500.A15A5/841a: Telegram

The Acting Secretary of State to the Ambassador in the United Kingdom (Bingham)

434. 1. In view of publicity here regarding the new capital ships and the short time remaining for the completion of final plans for these ships, it has become most urgent for the Navy Department to [Page 115] have the matter clarified of Japan’s position with regard to Article 4, Paragraph 2, of the London Naval Treaty, 1936, relating to the calibre of guns on capital ships.

2. You will recall that in August Clive informed British Foreign Office that only a direct approach on this subject might elicit a definite statement as to the Japanese intentions21 and that such an approach might appropriately be made after Grew’s return from leave of absence in November. The Foreign Office replied that in their view the matter should be taken up more promptly. Whereupon we understand Clive recommended that the subject be broached not in Tokyo but in London.

3. The Foreign Office then, on October 15,22 requested the British Embassy at Washington to obtain an expression of our views. We replied that we were agreeable in principle to their putting the question to the Japanese, that, however, it should be put in the name of the British alone, that, in view of the internal domestic situation in Japan, the man on the spot would be in the best position to decide since we would wish to avoid any action which might have an adverse effect on the development of major policies in Japan.

4. In your despatch No. 2613 of October 27, 1936,23 you reported Craigie as stating that he had discussed this matter with Yoshida24 who had indicated Japanese might be prepared to give an official assurance in writing that they would bind themselves to 14 inches, with a face-saving clause. Now Grew telegraphs that Clive has been informed Craigie had second conversation with Yoshida on November 11 in which Yoshida said it would be unwise for him to take the subject up with Tokyo himself and recommended that the Admiralty discuss the question directly with his Naval Attaché. Clive, however, has no information indicating whether the Admiralty actually did make the approach to the Naval Attaché.

5. Before considering taking any action ourselves we wish to ascertain precisely where the question lies as between the British and the Japanese, whether Craigie actually agreed with Yoshida that the Admiralty should approach the Japanese Naval Attaché and whether this approach has been made.
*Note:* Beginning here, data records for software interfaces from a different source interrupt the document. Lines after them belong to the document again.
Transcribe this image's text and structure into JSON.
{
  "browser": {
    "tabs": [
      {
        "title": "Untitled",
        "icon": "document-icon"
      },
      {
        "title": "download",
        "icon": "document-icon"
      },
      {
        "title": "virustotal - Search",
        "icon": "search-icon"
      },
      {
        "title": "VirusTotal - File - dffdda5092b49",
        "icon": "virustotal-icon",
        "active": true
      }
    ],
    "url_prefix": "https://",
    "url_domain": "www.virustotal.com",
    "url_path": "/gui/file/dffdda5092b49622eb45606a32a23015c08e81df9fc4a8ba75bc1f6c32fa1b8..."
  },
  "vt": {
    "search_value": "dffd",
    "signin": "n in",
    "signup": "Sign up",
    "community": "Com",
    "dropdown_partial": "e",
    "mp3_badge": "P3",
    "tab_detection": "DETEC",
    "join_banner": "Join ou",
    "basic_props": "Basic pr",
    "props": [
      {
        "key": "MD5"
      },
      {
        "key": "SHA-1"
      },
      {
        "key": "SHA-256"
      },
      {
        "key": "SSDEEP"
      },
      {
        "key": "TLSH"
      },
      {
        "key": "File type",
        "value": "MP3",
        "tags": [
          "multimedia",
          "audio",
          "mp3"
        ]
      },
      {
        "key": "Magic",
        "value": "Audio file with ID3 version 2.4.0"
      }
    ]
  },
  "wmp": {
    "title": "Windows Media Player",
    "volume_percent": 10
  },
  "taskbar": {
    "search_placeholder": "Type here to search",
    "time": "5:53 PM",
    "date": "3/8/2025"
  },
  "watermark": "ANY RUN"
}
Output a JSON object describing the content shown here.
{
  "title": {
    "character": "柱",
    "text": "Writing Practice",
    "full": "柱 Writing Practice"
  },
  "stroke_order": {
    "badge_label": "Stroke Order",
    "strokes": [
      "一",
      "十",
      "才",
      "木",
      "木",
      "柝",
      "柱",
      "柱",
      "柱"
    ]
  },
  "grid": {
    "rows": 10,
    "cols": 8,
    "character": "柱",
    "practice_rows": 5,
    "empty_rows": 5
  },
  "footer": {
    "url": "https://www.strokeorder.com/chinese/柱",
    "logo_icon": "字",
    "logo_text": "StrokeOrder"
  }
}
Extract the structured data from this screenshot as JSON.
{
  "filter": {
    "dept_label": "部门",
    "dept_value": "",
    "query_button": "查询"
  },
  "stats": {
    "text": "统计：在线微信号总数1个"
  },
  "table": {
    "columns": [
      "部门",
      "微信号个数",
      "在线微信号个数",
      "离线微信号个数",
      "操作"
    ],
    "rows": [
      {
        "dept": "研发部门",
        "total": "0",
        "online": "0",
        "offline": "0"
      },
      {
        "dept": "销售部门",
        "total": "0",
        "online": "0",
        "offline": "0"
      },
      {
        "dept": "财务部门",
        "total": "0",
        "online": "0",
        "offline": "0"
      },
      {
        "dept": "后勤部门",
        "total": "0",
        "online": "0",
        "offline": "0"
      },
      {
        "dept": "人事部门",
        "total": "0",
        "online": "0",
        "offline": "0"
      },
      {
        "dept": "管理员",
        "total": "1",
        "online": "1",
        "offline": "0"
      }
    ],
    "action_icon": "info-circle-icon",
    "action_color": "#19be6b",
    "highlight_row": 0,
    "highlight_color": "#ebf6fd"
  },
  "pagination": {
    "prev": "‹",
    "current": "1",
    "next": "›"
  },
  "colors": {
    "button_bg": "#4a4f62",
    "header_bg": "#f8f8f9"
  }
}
Please investigate and report by telegraph.

  1. See paragraph 3, telegram No. 172, August 27, from the Ambassador in Japan, p. 106.
  2. See instruction No. 1141, November 16, to the Chargé in Japan, p. 111.
  3. Not printed.
  4. Shigeru Yoshida, Japanese Ambassador in the United Kingdom.